How to deal with “bad clients”

Arrgh!!!“Bad clients.” Unfortunately, when you run a service-based business a few not-so-ideal clients come your way. These clients come in different forms — they no longer align with your services, go out of scope, request endless revisions, or don’t adhere to your process. Whatever the situation is, I thought I’d shed some light on this not so fun topic in hopes that you can move past it with grace.

First things first, we need to accept some responsibility! However they stepped out of line, we need to acknowledge our role. Maybe we didn’t set firm expectations, to begin with, establish appropriate business hours for communication, or create a timeline with feedback deadlines assigned to our clients. There are ways that we could have better directed the process. I’m speaking from experience here!

I’ve seen this celebration pop up over the past couple of years over “firing clients...” that I don’t love. As if when we fire a client we should rejoice, have gusto, and feel empowered. Listen, I never have felt this way. Instead, I feel deflated. Just worth a mention here, our goal is to best serve our clients, so saying goodbye to them shouldn’t be a moment of celebration! That’s not a great way to run a business.

But… sometimes it’s necessary.

So, I wanted to share my experience on how to deal with these tricky situations.

Learn from the experience

Before hopping into how to let go of clients, let’s learn how we can avoid these situations moving forward. Ask these questions to yourself, or even jot them down in your notebook:

· What went wrong?

· Where could you have anticipated the wrong turn?

· Is there a way you can set some better boundaries for future clients?

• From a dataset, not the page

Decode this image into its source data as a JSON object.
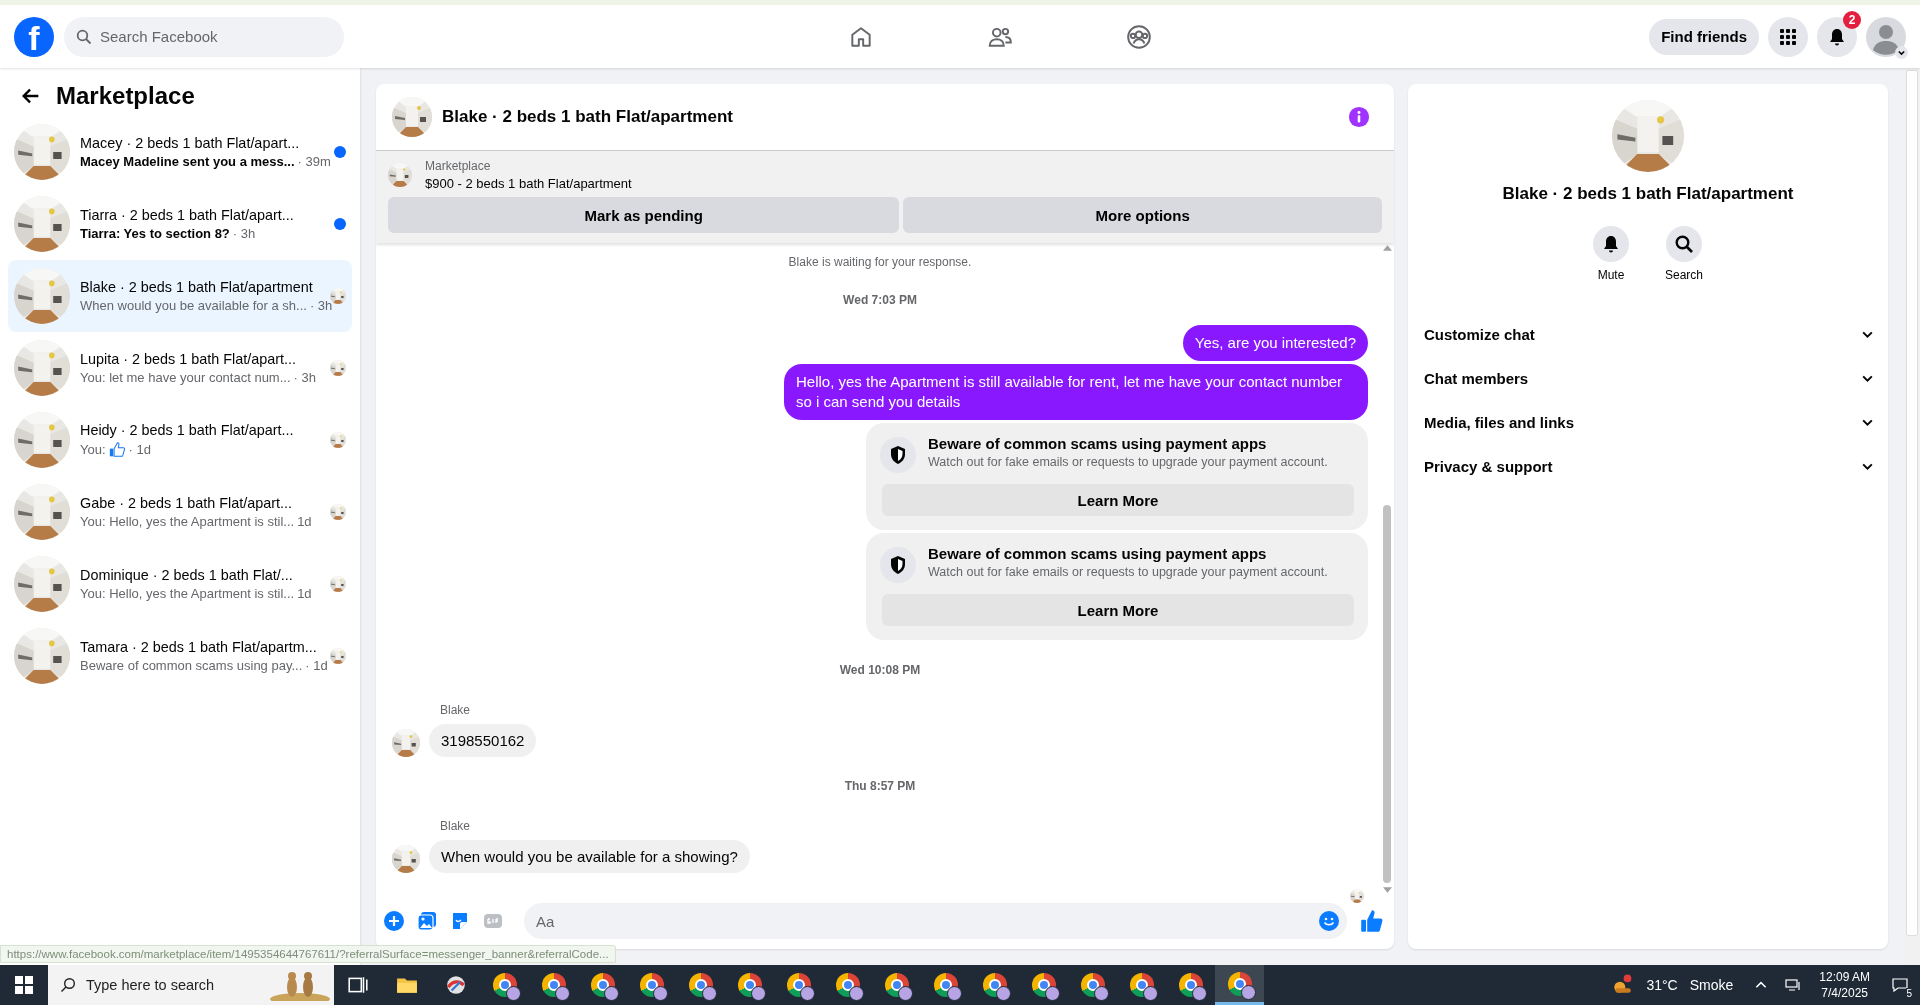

· Is your contract secure? If not, get covered. Now.

Option 1: Continue working together

You’ve found yourself in a bit of a sticky situation, but not all hope is lost and you’re hoping to salvage the client relationship. You recognize you need to establish new terms, or possibly set some boundaries, with your client and then you can proceed with the project.

This can be tough to stomach for those of us who are people pleasers. Part of us considers continuing the project as is, despite the less-than-ideal circumstances if only to avoid confrontation. Yet, another side of us knows we should stand our ground as a professional. Not to fear, I’ve got some helpful tips to guide you through this rough patch.

*To make it easier in these difficult situations, I've provided some responses for you to use when dealing with difficult clients - simply click here.

Out of scope clients:

This is probably the most common client dilemma with designers! If your client requests work outside of the original agreement, by all means, let them know if they are unaware. Let them know you’re willing to work together, and the cost for the additional work.


If your client calls you outside office hours, texts instead of emails, or drips revisions through several messages rather than one response, you have an issue with communication. In this case, I’d recommend responding through your preferred communication channel and establishing your preferences. Be direct and clear to help steer them in the right direction.


Another common pain point with client work. If your client needs to exceed the rounds of revisions allotted in your process, let them know how they can proceed. I typically have an hourly fee I use for additional revisions, and will tell the client how much I anticipate for the additional work. For this response though, your client needs to be aware of how many revisions are allotted in your process. Ie: don’t surprise them with a bill. They should anticipate it coming!

New projects:

If you’ve had a past difficult client who wants to continue working together, you’ll need to establish some boundaries. This is if you’ve already wrapped up the initial project and realized you weren’t firm in your process, but now need to re-establish expectations. In your response, you can mention that you’d enjoy working together, however since the last project you’ve adjusted your process. Then dive into the details.

Option 2: Back away… slowly

So, you’ve opted to cut ties with your client and move on. You realize that it isn’t the best fit, and isn’t worth your time/energy to continue working together. I respect that.

But what next? You’re anticipating a fallout of sorts, and that’s giving you anxiety and stress. (been there!)

Here’s some guidance if this is you (and I’m sorry if it is!!)

· First, take a deep breath. As mentioned before, recognize why they aren’t the right fit. You’ve gained clarity in the process, and that is huge!

· Don’t feel obligated to continue working together if it isn’t the right fit, or you feel abused as their designer. It’s your business, and you can say no!

· Try to resolve the situation first if you can, and then if it is clear it’s time to discontinue working together, you can send them one of the responses in the download provided below.

· If this client is a hot mess, avoid passing the problem along to a specific designer. Instead, you can recommend websites that have design directories they can select from.

· Run a bath or watch a movie after you hit send on your “break up” email. Otherwise, you’ll be refreshing your inbox nonstop!